**Assigned task:** Search the records for the string "code" and copy every line in which it appears.

*** Opening Extracted data ***

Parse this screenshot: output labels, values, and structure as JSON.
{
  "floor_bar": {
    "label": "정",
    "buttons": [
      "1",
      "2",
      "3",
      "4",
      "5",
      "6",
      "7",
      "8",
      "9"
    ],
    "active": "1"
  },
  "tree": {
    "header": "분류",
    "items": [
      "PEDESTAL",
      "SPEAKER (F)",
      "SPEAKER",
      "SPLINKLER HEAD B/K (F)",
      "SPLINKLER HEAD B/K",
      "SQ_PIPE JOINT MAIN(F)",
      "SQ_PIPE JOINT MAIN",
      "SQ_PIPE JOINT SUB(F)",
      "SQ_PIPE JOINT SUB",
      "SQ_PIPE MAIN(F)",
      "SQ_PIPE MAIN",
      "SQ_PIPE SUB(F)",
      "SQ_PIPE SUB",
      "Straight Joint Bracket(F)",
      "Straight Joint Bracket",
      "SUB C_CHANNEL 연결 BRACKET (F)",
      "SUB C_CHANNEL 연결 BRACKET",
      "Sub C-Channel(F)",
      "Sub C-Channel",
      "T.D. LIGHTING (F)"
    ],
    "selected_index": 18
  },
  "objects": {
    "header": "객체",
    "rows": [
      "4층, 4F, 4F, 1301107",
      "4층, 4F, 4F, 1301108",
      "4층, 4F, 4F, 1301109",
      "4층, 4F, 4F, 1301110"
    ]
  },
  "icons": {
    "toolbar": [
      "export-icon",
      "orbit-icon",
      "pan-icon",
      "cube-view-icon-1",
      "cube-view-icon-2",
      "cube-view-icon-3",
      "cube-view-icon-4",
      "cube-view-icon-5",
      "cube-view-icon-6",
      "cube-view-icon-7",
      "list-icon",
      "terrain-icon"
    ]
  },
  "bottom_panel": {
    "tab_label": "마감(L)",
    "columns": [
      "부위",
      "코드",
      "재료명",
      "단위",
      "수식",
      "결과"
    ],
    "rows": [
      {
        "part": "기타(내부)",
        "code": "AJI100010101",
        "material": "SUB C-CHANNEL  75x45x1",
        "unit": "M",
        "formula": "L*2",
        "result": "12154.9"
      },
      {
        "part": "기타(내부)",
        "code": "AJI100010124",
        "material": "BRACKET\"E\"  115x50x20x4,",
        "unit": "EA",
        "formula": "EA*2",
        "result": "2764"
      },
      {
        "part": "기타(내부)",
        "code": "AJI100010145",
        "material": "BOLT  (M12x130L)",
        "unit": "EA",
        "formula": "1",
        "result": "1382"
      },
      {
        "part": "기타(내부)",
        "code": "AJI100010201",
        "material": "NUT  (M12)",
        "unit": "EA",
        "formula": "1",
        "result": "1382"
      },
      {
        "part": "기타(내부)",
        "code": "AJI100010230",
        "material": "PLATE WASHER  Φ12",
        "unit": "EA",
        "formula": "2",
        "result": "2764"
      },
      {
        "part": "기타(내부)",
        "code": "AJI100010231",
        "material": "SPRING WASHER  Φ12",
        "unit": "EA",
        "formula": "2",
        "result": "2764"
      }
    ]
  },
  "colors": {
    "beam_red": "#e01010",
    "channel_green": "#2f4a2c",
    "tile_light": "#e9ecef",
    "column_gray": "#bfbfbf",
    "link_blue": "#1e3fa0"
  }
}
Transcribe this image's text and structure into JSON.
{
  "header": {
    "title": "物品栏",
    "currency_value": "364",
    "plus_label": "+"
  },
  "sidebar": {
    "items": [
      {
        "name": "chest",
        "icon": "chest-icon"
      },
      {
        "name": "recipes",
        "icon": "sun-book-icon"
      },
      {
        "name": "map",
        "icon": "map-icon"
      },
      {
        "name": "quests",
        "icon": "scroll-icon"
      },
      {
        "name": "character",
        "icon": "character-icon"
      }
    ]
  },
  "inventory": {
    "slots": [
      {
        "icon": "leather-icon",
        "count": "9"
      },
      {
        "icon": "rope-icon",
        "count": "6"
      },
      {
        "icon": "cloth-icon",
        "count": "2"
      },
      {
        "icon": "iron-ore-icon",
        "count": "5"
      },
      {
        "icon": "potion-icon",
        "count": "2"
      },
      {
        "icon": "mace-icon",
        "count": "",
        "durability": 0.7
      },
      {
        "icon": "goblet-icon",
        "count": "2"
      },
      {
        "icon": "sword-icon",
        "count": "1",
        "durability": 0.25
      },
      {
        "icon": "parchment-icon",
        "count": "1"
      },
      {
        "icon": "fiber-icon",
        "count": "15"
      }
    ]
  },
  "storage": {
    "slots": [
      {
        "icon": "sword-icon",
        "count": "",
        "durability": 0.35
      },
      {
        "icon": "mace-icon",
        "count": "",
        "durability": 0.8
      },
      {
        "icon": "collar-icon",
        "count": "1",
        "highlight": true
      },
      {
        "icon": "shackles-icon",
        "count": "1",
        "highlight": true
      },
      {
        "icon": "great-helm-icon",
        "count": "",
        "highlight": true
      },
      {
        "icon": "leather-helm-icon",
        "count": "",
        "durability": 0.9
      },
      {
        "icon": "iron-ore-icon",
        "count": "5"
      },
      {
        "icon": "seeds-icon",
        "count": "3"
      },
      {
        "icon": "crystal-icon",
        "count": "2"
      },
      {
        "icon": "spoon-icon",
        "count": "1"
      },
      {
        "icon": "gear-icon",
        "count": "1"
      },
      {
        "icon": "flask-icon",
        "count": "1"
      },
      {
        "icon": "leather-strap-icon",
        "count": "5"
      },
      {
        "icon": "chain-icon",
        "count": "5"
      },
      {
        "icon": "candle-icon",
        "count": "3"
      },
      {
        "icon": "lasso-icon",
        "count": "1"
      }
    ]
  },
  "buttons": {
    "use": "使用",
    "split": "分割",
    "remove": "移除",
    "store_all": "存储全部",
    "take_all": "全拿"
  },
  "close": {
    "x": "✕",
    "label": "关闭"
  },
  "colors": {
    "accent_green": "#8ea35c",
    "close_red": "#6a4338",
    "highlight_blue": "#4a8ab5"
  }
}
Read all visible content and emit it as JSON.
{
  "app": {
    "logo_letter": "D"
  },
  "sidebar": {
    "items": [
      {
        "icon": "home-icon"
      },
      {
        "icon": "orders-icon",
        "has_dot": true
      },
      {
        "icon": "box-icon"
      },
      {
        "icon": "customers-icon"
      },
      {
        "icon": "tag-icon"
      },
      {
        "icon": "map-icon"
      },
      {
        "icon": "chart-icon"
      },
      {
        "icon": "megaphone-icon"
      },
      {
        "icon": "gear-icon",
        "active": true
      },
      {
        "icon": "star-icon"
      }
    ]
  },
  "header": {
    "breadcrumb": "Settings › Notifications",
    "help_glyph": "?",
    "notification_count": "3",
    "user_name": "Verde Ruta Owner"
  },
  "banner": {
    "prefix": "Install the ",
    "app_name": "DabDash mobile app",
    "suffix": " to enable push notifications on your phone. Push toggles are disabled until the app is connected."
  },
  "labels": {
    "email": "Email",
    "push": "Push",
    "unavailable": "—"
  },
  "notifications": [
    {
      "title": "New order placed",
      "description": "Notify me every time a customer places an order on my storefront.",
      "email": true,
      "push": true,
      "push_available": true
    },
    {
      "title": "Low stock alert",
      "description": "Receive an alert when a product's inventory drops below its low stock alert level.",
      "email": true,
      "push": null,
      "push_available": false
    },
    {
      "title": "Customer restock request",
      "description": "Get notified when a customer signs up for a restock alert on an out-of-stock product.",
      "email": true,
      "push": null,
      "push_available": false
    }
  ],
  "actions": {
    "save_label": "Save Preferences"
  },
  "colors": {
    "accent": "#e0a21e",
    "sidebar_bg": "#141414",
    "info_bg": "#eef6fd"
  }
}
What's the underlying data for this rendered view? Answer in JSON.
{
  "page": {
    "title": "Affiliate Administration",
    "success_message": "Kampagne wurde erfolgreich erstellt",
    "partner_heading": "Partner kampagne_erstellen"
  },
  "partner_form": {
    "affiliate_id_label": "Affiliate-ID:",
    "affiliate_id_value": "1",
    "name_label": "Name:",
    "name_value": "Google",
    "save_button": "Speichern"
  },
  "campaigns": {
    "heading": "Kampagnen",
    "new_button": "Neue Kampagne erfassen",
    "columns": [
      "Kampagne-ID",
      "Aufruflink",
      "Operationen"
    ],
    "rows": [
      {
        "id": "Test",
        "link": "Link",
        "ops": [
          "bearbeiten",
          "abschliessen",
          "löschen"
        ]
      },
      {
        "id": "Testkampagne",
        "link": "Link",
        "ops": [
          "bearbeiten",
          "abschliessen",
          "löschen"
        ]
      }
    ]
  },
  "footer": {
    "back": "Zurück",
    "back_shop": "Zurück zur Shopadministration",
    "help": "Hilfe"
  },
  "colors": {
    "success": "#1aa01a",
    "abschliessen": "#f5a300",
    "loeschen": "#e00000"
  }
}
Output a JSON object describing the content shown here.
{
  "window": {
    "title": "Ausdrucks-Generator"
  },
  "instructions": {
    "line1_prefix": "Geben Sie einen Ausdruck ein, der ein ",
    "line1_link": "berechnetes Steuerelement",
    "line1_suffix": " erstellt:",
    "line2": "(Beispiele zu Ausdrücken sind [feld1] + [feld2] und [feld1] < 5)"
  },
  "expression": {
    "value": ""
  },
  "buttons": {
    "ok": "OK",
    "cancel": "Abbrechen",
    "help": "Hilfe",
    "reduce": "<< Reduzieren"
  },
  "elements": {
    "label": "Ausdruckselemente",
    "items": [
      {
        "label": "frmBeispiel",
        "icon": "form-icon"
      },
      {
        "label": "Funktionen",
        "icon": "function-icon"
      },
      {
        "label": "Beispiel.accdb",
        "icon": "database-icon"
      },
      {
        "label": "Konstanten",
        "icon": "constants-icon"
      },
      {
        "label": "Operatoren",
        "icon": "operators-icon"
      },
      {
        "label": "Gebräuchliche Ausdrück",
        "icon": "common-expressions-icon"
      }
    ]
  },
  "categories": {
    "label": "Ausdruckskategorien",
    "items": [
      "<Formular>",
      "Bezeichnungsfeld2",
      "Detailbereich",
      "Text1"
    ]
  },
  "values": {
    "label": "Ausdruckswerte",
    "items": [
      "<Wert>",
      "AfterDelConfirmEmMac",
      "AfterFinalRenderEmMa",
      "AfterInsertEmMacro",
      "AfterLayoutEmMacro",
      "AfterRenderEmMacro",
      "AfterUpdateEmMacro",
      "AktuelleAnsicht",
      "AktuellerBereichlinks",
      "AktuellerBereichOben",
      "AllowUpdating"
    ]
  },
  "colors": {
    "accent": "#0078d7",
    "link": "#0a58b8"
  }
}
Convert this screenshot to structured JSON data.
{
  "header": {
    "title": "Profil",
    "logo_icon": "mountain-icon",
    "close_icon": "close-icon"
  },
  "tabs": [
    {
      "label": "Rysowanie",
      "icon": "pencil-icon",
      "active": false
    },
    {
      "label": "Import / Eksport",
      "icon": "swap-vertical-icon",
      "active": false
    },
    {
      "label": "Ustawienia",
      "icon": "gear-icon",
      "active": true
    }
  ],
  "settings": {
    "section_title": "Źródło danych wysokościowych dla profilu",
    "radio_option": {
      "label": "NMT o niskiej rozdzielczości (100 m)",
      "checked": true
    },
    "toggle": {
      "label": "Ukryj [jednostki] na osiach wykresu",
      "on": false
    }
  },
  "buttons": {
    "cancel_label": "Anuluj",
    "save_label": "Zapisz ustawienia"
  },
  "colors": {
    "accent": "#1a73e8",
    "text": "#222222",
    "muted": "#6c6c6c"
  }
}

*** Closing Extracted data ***

**Final answer:**
        "code": "AJI100010101",
        "code": "AJI100010124",
        "code": "AJI100010145",
        "code": "AJI100010201",
        "code": "AJI100010230",
        "code": "AJI100010231",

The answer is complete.